- [Exercise]
Write out all of the records below precisely as given, omitting the images.

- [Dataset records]
◇ ◇ ◇

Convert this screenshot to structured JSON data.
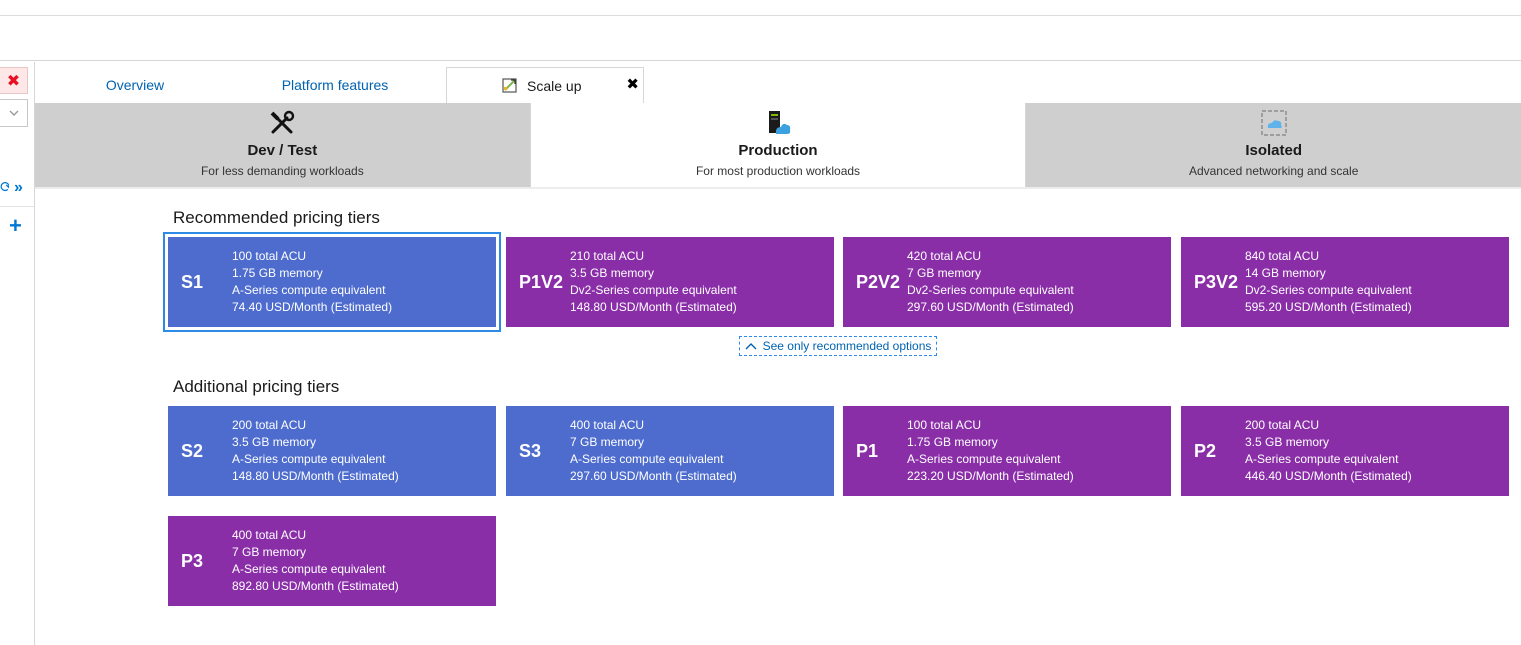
{
  "tabs": [
    {
      "label": "Overview"
    },
    {
      "label": "Platform features"
    },
    {
      "label": "Scale up"
    }
  ],
  "categories": [
    {
      "title": "Dev / Test",
      "subtitle": "For less demanding workloads",
      "icon": "tools-icon"
    },
    {
      "title": "Production",
      "subtitle": "For most production workloads",
      "icon": "server-cloud-icon"
    },
    {
      "title": "Isolated",
      "subtitle": "Advanced networking and scale",
      "icon": "isolated-cloud-icon"
    }
  ],
  "sections": {
    "recommended": "Recommended pricing tiers",
    "additional": "Additional pricing tiers"
  },
  "see_only_label": "See only recommended options",
  "accent_colors": {
    "blue": "#4d6ccd",
    "purple": "#8a2ea8",
    "selection": "#2d8be6"
  },
  "recommended_tiers": [
    {
      "tier": "S1",
      "acu": "100 total ACU",
      "memory": "1.75 GB memory",
      "compute": "A-Series compute equivalent",
      "price": "74.40 USD/Month (Estimated)",
      "color": "blue",
      "selected": true
    },
    {
      "tier": "P1V2",
      "acu": "210 total ACU",
      "memory": "3.5 GB memory",
      "compute": "Dv2-Series compute equivalent",
      "price": "148.80 USD/Month (Estimated)",
      "color": "purple"
    },
    {
      "tier": "P2V2",
      "acu": "420 total ACU",
      "memory": "7 GB memory",
      "compute": "Dv2-Series compute equivalent",
      "price": "297.60 USD/Month (Estimated)",
      "color": "purple"
    },
    {
      "tier": "P3V2",
      "acu": "840 total ACU",
      "memory": "14 GB memory",
      "compute": "Dv2-Series compute equivalent",
      "price": "595.20 USD/Month (Estimated)",
      "color": "purple"
    }
  ],
  "additional_tiers": [
    {
      "tier": "S2",
      "acu": "200 total ACU",
      "memory": "3.5 GB memory",
      "compute": "A-Series compute equivalent",
      "price": "148.80 USD/Month (Estimated)",
      "color": "blue"
    },
    {
      "tier": "S3",
      "acu": "400 total ACU",
      "memory": "7 GB memory",
      "compute": "A-Series compute equivalent",
      "price": "297.60 USD/Month (Estimated)",
      "color": "blue"
    },
    {
      "tier": "P1",
      "acu": "100 total ACU",
      "memory": "1.75 GB memory",
      "compute": "A-Series compute equivalent",
      "price": "223.20 USD/Month (Estimated)",
      "color": "purple"
    },
    {
      "tier": "P2",
      "acu": "200 total ACU",
      "memory": "3.5 GB memory",
      "compute": "A-Series compute equivalent",
      "price": "446.40 USD/Month (Estimated)",
      "color": "purple"
    },
    {
      "tier": "P3",
      "acu": "400 total ACU",
      "memory": "7 GB memory",
      "compute": "A-Series compute equivalent",
      "price": "892.80 USD/Month (Estimated)",
      "color": "purple"
    }
  ]
}
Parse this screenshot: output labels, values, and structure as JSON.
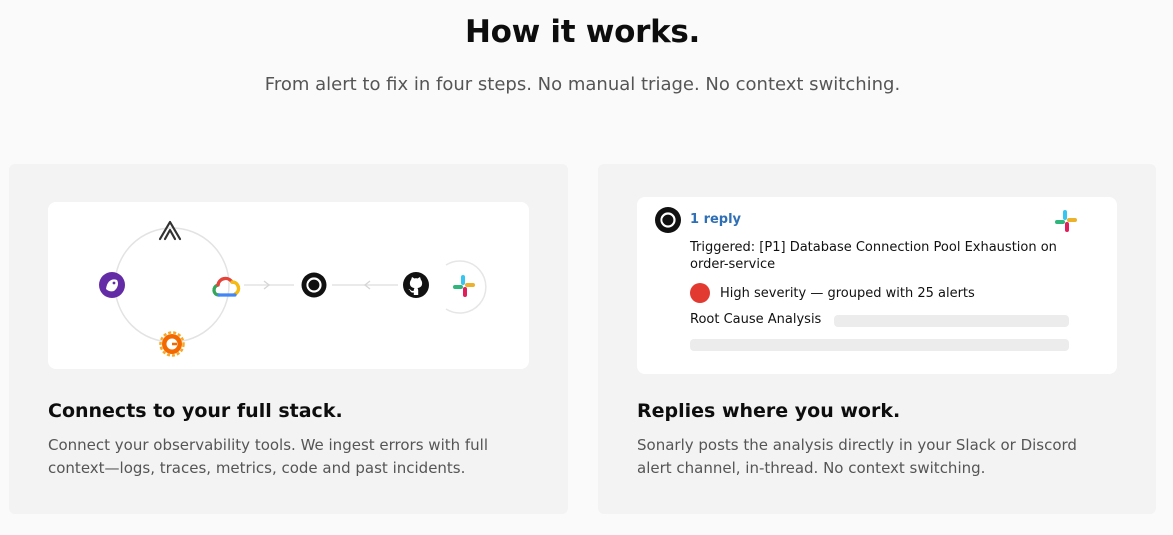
{
  "hero": {
    "title": "How it works.",
    "subtitle": "From alert to fix in four steps. No manual triage. No context switching."
  },
  "cards": [
    {
      "title": "Connects to your full stack.",
      "description": "Connect your observability tools. We ingest errors with full context—logs, traces, metrics, code and past incidents.",
      "integrations": [
        "sentry-icon",
        "datadog-icon",
        "google-cloud-icon",
        "grafana-icon",
        "sonarly-icon",
        "github-icon",
        "slack-icon"
      ]
    },
    {
      "title": "Replies where you work.",
      "description": "Sonarly posts the analysis directly in your Slack or Discord alert channel, in-thread. No context switching.",
      "thread": {
        "reply_count": "1 reply",
        "message": "Triggered: [P1] Database Connection Pool Exhaustion on order-service",
        "severity": "High severity — grouped with 25 alerts",
        "section_label": "Root Cause Analysis"
      }
    }
  ],
  "colors": {
    "background": "#fafafa",
    "card": "#f3f3f3",
    "link": "#2f6fb5",
    "severity": "#e23a30"
  }
}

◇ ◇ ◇

- [Written solution]
Convert this screenshot to structured JSON data.
{
  "tabs": [
    {
      "label": "Overview"
    },
    {
      "label": "Platform features"
    },
    {
      "label": "Scale up"
    }
  ],
  "categories": [
    {
      "title": "Dev / Test",
      "subtitle": "For less demanding workloads",
      "icon": "tools-icon"
    },
    {
      "title": "Production",
      "subtitle": "For most production workloads",
      "icon": "server-cloud-icon"
    },
    {
      "title": "Isolated",
      "subtitle": "Advanced networking and scale",
      "icon": "isolated-cloud-icon"
    }
  ],
  "sections": {
    "recommended": "Recommended pricing tiers",
    "additional": "Additional pricing tiers"
  },
  "see_only_label": "See only recommended options",
  "accent_colors": {
    "blue": "#4d6ccd",
    "purple": "#8a2ea8",
    "selection": "#2d8be6"
  },
  "recommended_tiers": [
    {
      "tier": "S1",
      "acu": "100 total ACU",
      "memory": "1.75 GB memory",
      "compute": "A-Series compute equivalent",
      "price": "74.40 USD/Month (Estimated)",
      "color": "blue",
      "selected": true
    },
    {
      "tier": "P1V2",
      "acu": "210 total ACU",
      "memory": "3.5 GB memory",
      "compute": "Dv2-Series compute equivalent",
      "price": "148.80 USD/Month (Estimated)",
      "color": "purple"
    },
    {
      "tier": "P2V2",
      "acu": "420 total ACU",
      "memory": "7 GB memory",
      "compute": "Dv2-Series compute equivalent",
      "price": "297.60 USD/Month (Estimated)",
      "color": "purple"
    },
    {
      "tier": "P3V2",
      "acu": "840 total ACU",
      "memory": "14 GB memory",
      "compute": "Dv2-Series compute equivalent",
      "price": "595.20 USD/Month (Estimated)",
      "color": "purple"
    }
  ],
  "additional_tiers": [
    {
      "tier": "S2",
      "acu": "200 total ACU",
      "memory": "3.5 GB memory",
      "compute": "A-Series compute equivalent",
      "price": "148.80 USD/Month (Estimated)",
      "color": "blue"
    },
    {
      "tier": "S3",
      "acu": "400 total ACU",
      "memory": "7 GB memory",
      "compute": "A-Series compute equivalent",
      "price": "297.60 USD/Month (Estimated)",
      "color": "blue"
    },
    {
      "tier": "P1",
      "acu": "100 total ACU",
      "memory": "1.75 GB memory",
      "compute": "A-Series compute equivalent",
      "price": "223.20 USD/Month (Estimated)",
      "color": "purple"
    },
    {
      "tier": "P2",
      "acu": "200 total ACU",
      "memory": "3.5 GB memory",
      "compute": "A-Series compute equivalent",
      "price": "446.40 USD/Month (Estimated)",
      "color": "purple"
    },
    {
      "tier": "P3",
      "acu": "400 total ACU",
      "memory": "7 GB memory",
      "compute": "A-Series compute equivalent",
      "price": "892.80 USD/Month (Estimated)",
      "color": "purple"
    }
  ]
}
Parse this screenshot: output labels, values, and structure as JSON.
{
  "hero": {
    "title": "How it works.",
    "subtitle": "From alert to fix in four steps. No manual triage. No context switching."
  },
  "cards": [
    {
      "title": "Connects to your full stack.",
      "description": "Connect your observability tools. We ingest errors with full context—logs, traces, metrics, code and past incidents.",
      "integrations": [
        "sentry-icon",
        "datadog-icon",
        "google-cloud-icon",
        "grafana-icon",
        "sonarly-icon",
        "github-icon",
        "slack-icon"
      ]
    },
    {
      "title": "Replies where you work.",
      "description": "Sonarly posts the analysis directly in your Slack or Discord alert channel, in-thread. No context switching.",
      "thread": {
        "reply_count": "1 reply",
        "message": "Triggered: [P1] Database Connection Pool Exhaustion on order-service",
        "severity": "High severity — grouped with 25 alerts",
        "section_label": "Root Cause Analysis"
      }
    }
  ],
  "colors": {
    "background": "#fafafa",
    "card": "#f3f3f3",
    "link": "#2f6fb5",
    "severity": "#e23a30"
  }
}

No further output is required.